::: MATERIAL PROVIDED :::

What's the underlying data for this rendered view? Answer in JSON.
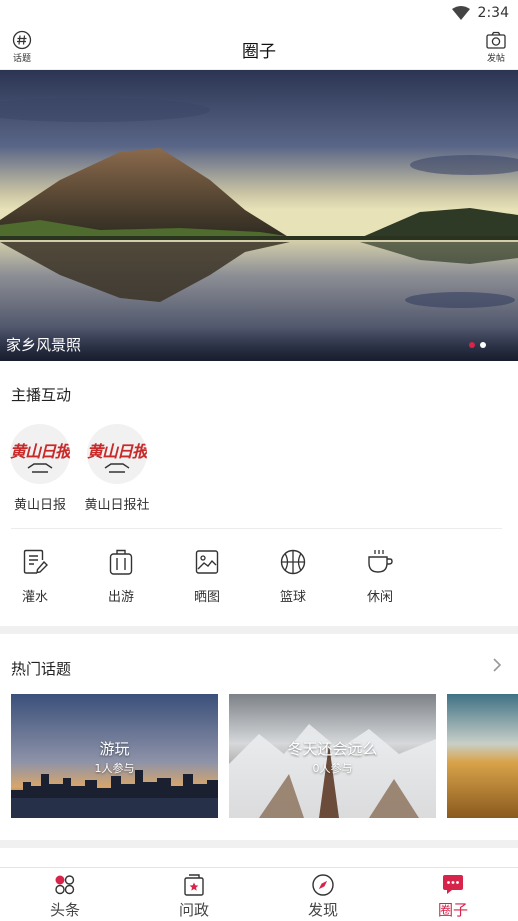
{
  "status_bar": {
    "time": "2:34"
  },
  "header": {
    "title": "圈子",
    "left_button": {
      "label": "话题",
      "icon": "hashtag-icon"
    },
    "right_button": {
      "label": "发帖",
      "icon": "camera-icon"
    }
  },
  "banner": {
    "caption": "家乡风景照",
    "slide_count": 2,
    "active_slide": 1,
    "active_dot_color": "#d6244a"
  },
  "anchors_section": {
    "title": "主播互动",
    "items": [
      {
        "name": "黄山日报",
        "logo_text": "黄山日报"
      },
      {
        "name": "黄山日报社",
        "logo_text": "黄山日报"
      }
    ]
  },
  "categories": [
    {
      "label": "灌水",
      "icon": "notepad-pen-icon"
    },
    {
      "label": "出游",
      "icon": "luggage-icon"
    },
    {
      "label": "晒图",
      "icon": "photo-icon"
    },
    {
      "label": "篮球",
      "icon": "basketball-icon"
    },
    {
      "label": "休闲",
      "icon": "coffee-cup-icon"
    }
  ],
  "hot_topics": {
    "title": "热门话题",
    "items": [
      {
        "title": "游玩",
        "count": "1人参与"
      },
      {
        "title": "冬天还会远么",
        "count": "0人参与"
      },
      {
        "title": "",
        "count": ""
      }
    ]
  },
  "tabbar": {
    "accent_color": "#d6244a",
    "items": [
      {
        "label": "头条",
        "icon": "headlines-icon",
        "active": false
      },
      {
        "label": "问政",
        "icon": "inquiry-icon",
        "active": false
      },
      {
        "label": "发现",
        "icon": "compass-icon",
        "active": false
      },
      {
        "label": "圈子",
        "icon": "chat-bubble-icon",
        "active": true
      }
    ]
  }
}
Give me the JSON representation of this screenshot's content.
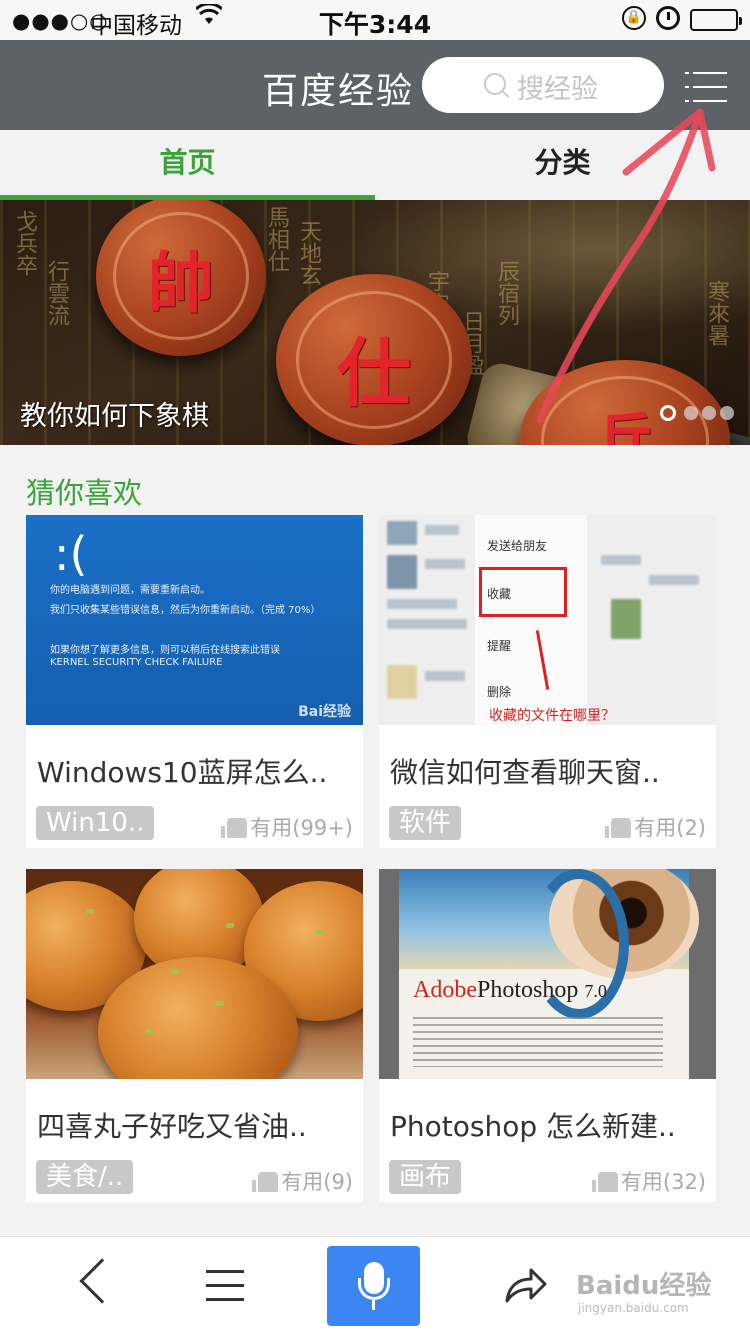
{
  "status_bar": {
    "signal": "●●●○○",
    "carrier": "中国移动",
    "time": "下午3:44"
  },
  "header": {
    "title": "百度经验",
    "search_placeholder": "搜经验"
  },
  "tabs": [
    {
      "label": "首页",
      "active": true
    },
    {
      "label": "分类",
      "active": false
    }
  ],
  "banner": {
    "caption": "教你如何下象棋",
    "pieces": [
      "帥",
      "仕",
      "兵"
    ],
    "slide_count": 4,
    "active_slide": 1
  },
  "section": {
    "title": "猜你喜欢"
  },
  "cards": [
    {
      "title": "Windows10蓝屏怎么..",
      "tag": "Win10..",
      "useful": "有用(99+)",
      "thumb_text": [
        "你的电脑遇到问题，需要重新启动。",
        "我们只收集某些错误信息，然后为你重新启动。（完成 70%）",
        "如果你想了解更多信息，则可以稍后在线搜索此错误",
        "KERNEL SECURITY CHECK FAILURE"
      ],
      "thumb_watermark": "Bai经验"
    },
    {
      "title": "微信如何查看聊天窗..",
      "tag": "软件",
      "useful": "有用(2)",
      "thumb_menu": [
        "发送给朋友",
        "收藏",
        "提醒",
        "删除"
      ],
      "thumb_red_text": "收藏的文件在哪里？"
    },
    {
      "title": "四喜丸子好吃又省油..",
      "tag": "美食/..",
      "useful": "有用(9)"
    },
    {
      "title": "Photoshop 怎么新建..",
      "tag": "画布",
      "useful": "有用(32)",
      "thumb_logo_brand": "Adobe",
      "thumb_logo_product": "Photoshop",
      "thumb_logo_version": "7.0"
    }
  ],
  "bottom_bar": {
    "watermark": "Baidu经验",
    "watermark_url": "jingyan.baidu.com"
  },
  "colors": {
    "accent_green": "#3aa43a",
    "header_gray": "#5e6166",
    "mic_blue": "#3b86f0",
    "annotation_red": "#e8485a"
  }
}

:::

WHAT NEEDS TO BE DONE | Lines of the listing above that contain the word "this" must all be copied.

EXPECTED OUTPUT |
What's the underlying data for this rendered view? Answer in JSON.
Give me the JSON representation of this screenshot's content.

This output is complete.